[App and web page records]
-- Opening Marker --

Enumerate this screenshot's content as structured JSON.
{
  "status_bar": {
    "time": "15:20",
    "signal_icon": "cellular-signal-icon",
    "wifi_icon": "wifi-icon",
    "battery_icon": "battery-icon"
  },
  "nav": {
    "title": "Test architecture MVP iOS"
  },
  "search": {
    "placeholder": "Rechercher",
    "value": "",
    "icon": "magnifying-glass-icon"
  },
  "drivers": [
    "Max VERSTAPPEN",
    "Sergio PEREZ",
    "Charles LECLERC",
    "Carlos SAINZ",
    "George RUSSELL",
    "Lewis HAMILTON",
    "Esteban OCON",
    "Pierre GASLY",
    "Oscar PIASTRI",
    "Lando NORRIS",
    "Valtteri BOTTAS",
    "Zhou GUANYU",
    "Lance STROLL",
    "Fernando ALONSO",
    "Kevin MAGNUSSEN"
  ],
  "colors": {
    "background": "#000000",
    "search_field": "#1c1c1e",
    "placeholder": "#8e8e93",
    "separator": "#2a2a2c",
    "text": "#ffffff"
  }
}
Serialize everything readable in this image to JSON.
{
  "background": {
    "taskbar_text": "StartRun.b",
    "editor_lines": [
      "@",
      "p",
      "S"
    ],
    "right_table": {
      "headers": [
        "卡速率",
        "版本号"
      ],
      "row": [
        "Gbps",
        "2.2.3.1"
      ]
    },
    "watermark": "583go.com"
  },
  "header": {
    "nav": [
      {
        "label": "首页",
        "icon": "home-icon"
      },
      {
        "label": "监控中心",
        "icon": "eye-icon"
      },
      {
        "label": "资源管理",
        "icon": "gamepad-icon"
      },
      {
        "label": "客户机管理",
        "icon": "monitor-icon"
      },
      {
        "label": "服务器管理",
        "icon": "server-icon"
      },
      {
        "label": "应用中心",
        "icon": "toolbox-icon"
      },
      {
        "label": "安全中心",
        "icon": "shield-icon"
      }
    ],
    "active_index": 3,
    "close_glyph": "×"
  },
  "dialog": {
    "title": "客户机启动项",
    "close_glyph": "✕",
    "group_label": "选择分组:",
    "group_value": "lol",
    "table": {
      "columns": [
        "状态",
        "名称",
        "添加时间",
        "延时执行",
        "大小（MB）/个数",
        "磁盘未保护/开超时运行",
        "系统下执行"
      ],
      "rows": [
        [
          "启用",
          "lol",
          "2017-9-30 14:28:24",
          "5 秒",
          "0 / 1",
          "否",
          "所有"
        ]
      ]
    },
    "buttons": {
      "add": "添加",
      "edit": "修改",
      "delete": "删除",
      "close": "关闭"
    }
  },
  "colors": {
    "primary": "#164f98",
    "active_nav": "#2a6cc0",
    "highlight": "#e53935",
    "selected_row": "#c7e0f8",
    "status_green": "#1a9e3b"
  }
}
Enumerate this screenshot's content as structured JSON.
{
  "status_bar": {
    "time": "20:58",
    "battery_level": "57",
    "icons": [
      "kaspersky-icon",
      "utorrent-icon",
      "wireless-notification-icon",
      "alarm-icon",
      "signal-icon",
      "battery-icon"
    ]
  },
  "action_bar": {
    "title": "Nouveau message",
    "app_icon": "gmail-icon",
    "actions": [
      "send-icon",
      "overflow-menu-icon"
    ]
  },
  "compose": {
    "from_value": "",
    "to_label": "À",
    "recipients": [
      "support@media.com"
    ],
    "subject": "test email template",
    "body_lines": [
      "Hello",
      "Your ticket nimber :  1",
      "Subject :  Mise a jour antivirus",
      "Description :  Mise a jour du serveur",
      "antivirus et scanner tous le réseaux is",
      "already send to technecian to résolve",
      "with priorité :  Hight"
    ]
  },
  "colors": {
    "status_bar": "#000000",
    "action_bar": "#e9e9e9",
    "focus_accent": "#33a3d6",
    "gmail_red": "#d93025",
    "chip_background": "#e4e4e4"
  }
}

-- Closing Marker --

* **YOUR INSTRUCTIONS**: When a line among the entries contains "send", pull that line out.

* **RESPONSE FOR THIS EXERCISE**:
      "send-icon",
      "already send to technecian to résolve",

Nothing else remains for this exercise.